NORFOLK, Va. (WAVY) — Controversy continues to surround an art exhibit set to open in Virginia Beach this weekend.
On Friday, the Director of Programs at the National Coalition Against Censorship sent 10 On Your Side a copy of a letter she sent to those commission members who have expressed concern that public money is funding the exhibit.
The letter reads in part:
“The suggestion that you may work to cut future funding to MOCA as punishment for exhibiting art that you dislike raises serious First Amendment concerns.”
The letter goes on to say: “…Government officials cannot use financial leverage as a threat to silence those with whom they disagree.”
Earlier in the week, president of a national Catholic organization sent a letter to the director of the Museum of Contemporary Art, or MOCA, that some find as controversial as the exhibit.
The painting causing most of the uproar depicts a little girl in her first communion dress slicing a ham with the words ‘Mystici Corporis Christi’, Latin for ‘the mystical body of Christ’.
President of the Catholic League for Religious and Civil Rights, Bill Donohue, sent the letter saying in-part:
“Why not substitute a young Muslim girl in a hijab, wearing a machete around her neck, cutting a piece of ham with the words, “Allahu Akbar” inscribed on it.”
“When Muslims complain, tell them that “art is intended to be controversial,”
Local priest, Jim Curran, reacted to that comment saying, “I wish that it had been a more thoughtful response.”
Father Curran, pastor of St Mary’s Basilica in Norfolk, notes that Donohue’s words could be just as offensive to Muslims, as the painting is to some Christians. He appreciates the organization standing up for the church, but told 10 On Your Side that in this case, he’s not even sure it needs defending.

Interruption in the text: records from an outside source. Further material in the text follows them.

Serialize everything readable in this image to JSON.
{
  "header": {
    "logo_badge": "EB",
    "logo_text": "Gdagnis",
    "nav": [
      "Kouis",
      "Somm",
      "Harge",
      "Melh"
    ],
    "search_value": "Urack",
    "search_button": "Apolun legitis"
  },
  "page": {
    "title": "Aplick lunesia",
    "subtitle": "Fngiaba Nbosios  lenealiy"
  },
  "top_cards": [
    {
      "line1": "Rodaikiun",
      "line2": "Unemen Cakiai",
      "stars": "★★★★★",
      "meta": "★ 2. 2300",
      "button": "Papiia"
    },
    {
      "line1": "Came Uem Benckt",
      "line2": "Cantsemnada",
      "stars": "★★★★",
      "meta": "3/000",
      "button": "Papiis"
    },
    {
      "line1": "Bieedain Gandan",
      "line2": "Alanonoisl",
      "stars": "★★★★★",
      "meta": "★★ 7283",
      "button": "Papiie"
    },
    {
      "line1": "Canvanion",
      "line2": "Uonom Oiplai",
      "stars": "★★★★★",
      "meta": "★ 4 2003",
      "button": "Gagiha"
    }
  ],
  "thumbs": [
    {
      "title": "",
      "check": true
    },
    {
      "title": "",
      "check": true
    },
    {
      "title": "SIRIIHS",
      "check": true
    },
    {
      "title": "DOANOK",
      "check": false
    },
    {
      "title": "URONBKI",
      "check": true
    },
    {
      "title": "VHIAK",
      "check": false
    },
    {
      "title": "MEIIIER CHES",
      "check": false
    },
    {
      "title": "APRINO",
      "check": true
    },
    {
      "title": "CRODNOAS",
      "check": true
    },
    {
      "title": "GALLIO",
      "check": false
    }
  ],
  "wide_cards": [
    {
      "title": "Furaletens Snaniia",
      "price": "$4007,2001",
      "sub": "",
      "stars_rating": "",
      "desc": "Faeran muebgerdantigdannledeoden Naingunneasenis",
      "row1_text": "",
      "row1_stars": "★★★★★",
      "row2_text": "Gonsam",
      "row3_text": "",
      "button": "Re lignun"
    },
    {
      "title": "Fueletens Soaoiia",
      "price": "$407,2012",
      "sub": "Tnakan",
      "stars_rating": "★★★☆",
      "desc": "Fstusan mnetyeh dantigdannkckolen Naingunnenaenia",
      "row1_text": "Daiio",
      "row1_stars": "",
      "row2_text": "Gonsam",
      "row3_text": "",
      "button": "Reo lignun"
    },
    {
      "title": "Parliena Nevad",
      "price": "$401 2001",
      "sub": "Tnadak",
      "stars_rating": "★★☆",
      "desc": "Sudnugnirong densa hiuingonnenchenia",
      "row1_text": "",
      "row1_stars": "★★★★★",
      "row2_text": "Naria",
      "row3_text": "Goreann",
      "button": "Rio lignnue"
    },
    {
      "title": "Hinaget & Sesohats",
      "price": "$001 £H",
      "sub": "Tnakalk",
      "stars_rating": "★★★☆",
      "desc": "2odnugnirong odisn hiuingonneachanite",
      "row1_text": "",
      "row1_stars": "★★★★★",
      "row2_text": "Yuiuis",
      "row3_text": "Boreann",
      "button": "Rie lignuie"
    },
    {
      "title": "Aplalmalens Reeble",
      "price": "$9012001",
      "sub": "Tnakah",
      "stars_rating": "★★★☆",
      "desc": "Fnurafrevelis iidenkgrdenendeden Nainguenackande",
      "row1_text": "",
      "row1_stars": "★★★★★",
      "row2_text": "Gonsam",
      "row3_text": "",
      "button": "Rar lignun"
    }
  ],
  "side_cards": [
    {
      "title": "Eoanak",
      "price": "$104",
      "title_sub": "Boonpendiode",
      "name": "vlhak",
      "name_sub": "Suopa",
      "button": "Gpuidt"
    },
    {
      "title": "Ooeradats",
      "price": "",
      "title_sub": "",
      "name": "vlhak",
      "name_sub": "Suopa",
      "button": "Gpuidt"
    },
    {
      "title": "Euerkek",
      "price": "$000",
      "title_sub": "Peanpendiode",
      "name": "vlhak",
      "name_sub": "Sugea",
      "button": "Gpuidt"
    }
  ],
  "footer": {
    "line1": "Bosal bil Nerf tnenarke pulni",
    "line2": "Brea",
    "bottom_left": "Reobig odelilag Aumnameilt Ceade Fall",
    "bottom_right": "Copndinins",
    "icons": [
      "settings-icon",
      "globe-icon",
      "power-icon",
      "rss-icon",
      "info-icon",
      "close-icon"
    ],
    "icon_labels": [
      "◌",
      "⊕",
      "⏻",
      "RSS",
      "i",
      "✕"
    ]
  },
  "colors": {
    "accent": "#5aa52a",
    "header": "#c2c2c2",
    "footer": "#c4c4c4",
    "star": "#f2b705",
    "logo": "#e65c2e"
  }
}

“The mystical body of Christ which is written on the ham in Latin is reference to the church so I’m not sure of his point. If his point was to show the church being split and eroding, which is just, it is a truth, it is a sad and tragic truth, but its the truth,” Fr. Curran says.
10 On Your Side reported last week that the exhibit has raised big concerns from Virginia Beach Arts and Humanities commission member Ben Loyola. He argues that MOCA gets $120,000 in taxpayer money.
Fr. Curran concurs there should be a standard when public money is involved.
When looking at the picture in question, Fr. Curran says, “I think it’s a creepy picture.”
But he’s not even sure it would reach the level of affecting public money.
Spokesperson for Virginia MOCA, Dot Greene, released the following statement:
The beauty of art is that it’s open to interpretation. Some symbols and iconography in “Rosie’s Tea Party” will hold completely different meanings to different people. Our job is to be a conduit for discovery, not to police it. The fifty-one artists in this exhibition represent current movements in art and have played an important role in the history of Hi-Fructose magazine.
Some great dialogue has been created by this piece which serves our mission in fostering awareness, exploration, and understanding of the significant art of our time.
The official opening of Turn the Page: The First Ten Years of Hi-Fructose is Sunday at 10 a.m. with a Q&A at 2 p.m. that is free with museum admission.
The public opening on Saturday has been sold out.